The plot shows the "voltage-drop-roll-off" just before BMS shut down and the resulting voltage increase at the end of each run. The blue plot is the stock TB48 alone and the red plot is with the two saddle batteries running through individual Schottky isolation circuits.
In addition to the extended run duration, the collected data showed a marked decrease in the TB48 discharge temperature during the parallel configuration.

This experiment showed that the use of parallel saddle batteries, in addition to providing battery safety redundancy and extended run duration, also would reduce main battery stress by dropping operating/discharge temperatures, thereby likely extending battery longevity.

View attachment 33784
Nice test. Great information. But....

It would be interesting to see the test results during real-world test flights with an X5 or X5S payload. I would bet that the diminishing returns curve would sharpen appreciably.

Looking at your chart, we're looking at roughly 60% increase in flight time with roughly the same increase weight-wise. But once you add *dead* weight to the mix, I predict that those numbers will go South quickly. I could be wrong. It would be interesting to see.

D
 
You may indeed well be right. However, for our purposes, the added redundancy/safety and reduced main battery heating/longevity will be well worth it. There are many experiences of expensive machines falling out of the sky to destruction due to having only one battery.
We'll see.
 
You may indeed well be right. However, for our purposes, the added redundancy/safety and reduced main battery heating/longevity will be well worth it. There are many experiences of expensive machines falling out of the sky to destruction due to having only one battery.
We'll see.
Copy that. I hear you. But I think you're forgetting one very important variable here; handling. I fly an Inspire 1 pretty much every week. In fact, I'll be flying one again today. I speak from great experience when I say that these birds get very "barge-like" when you add weight to them. Dare I say that a TB48 with an X5 payload is already bordering on "barge-like" status. I can't imagine adding *another* 400+ grams to that payload....let alone with an X5 or X5S, which, in my humble opinion, would make that bird borderline dangerous in the sky....especially in the hands of a novice pilot.

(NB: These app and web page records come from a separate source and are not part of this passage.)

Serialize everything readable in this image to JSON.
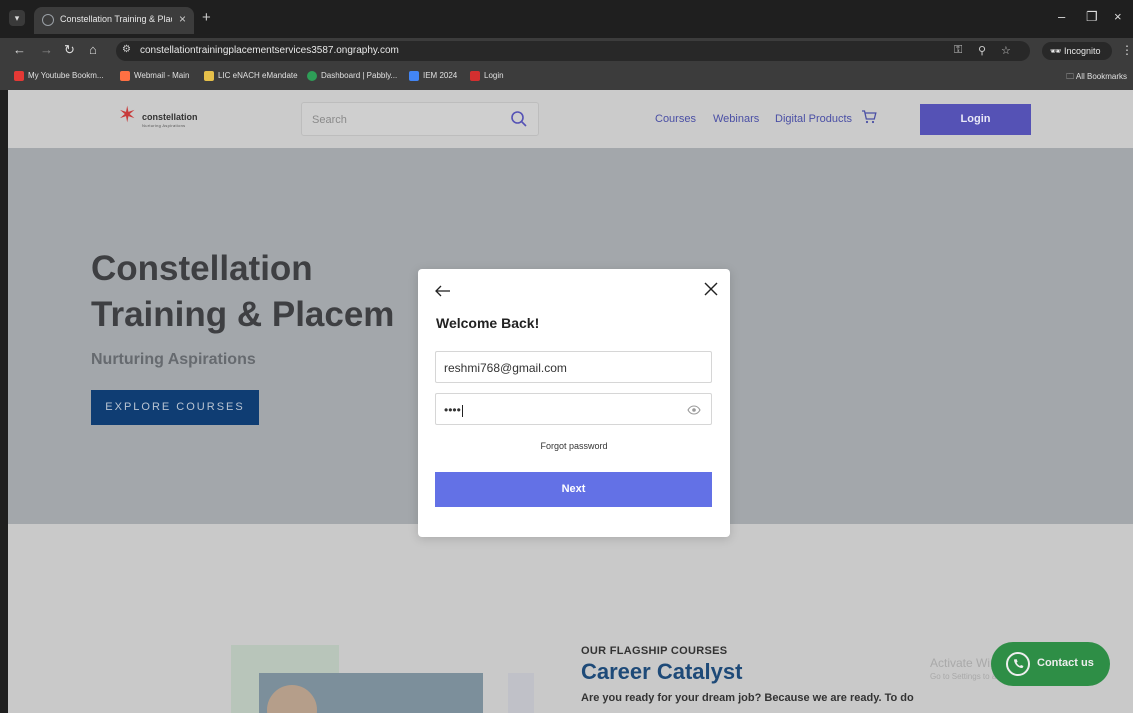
{
  "browser": {
    "tab_title": "Constellation Training & Placem",
    "new_tab": "+",
    "url": "constellationtrainingplacementservices3587.ongraphy.com",
    "incognito_label": "Incognito",
    "bookmarks": [
      {
        "label": "My Youtube Bookm...",
        "color": "#e53935"
      },
      {
        "label": "Webmail - Main",
        "color": "#ff7043"
      },
      {
        "label": "LIC eNACH eMandate",
        "color": "#e6c04a"
      },
      {
        "label": "Dashboard | Pabbly...",
        "color": "#2e9e57"
      },
      {
        "label": "IEM 2024",
        "color": "#4285f4"
      },
      {
        "label": "Login",
        "color": "#d32f2f"
      }
    ],
    "all_bookmarks": "All Bookmarks"
  },
  "site": {
    "logo_text": "constellation",
    "logo_sub": "Nurturing Aspirations",
    "search_placeholder": "Search",
    "nav": [
      "Courses",
      "Webinars",
      "Digital Products"
    ],
    "login_label": "Login",
    "brand_color": "#5552b5"
  },
  "hero": {
    "title_line1": "Constellation",
    "title_line2": "Training & Placem",
    "subtitle": "Nurturing Aspirations",
    "cta": "EXPLORE COURSES"
  },
  "section": {
    "label": "OUR FLAGSHIP COURSES",
    "title": "Career Catalyst",
    "desc": "Are you ready for your dream job? Because we are ready. To do"
  },
  "watermark": {
    "line1": "Activate Windows",
    "line2": "Go to Settings to activate Windows."
  },
  "contact_label": "Contact us",
  "modal": {
    "title": "Welcome Back!",
    "email_value": "reshmi768@gmail.com",
    "password_value": "••••",
    "forgot_label": "Forgot password",
    "next_label": "Next",
    "button_color": "#6371e6"
  }
}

My experience with Phantom 1 custom battery packages and payload packages showed me that diminished returns sneaks up on you VERY quickly. So there's that experience, too.

Now I concede that this is all speculation, but it IS based on my vast experience with the Inspire 1 v2 and Phantom 1. Which I why I'm so curious to know your real-world flying experience. I could be totally wrong. But only you can flush that out.

D
 

Members online

No members online now.

Forum statistics

Threads
22,313
Messages
210,828
Members
34,691
Latest member
appliedmeasurementau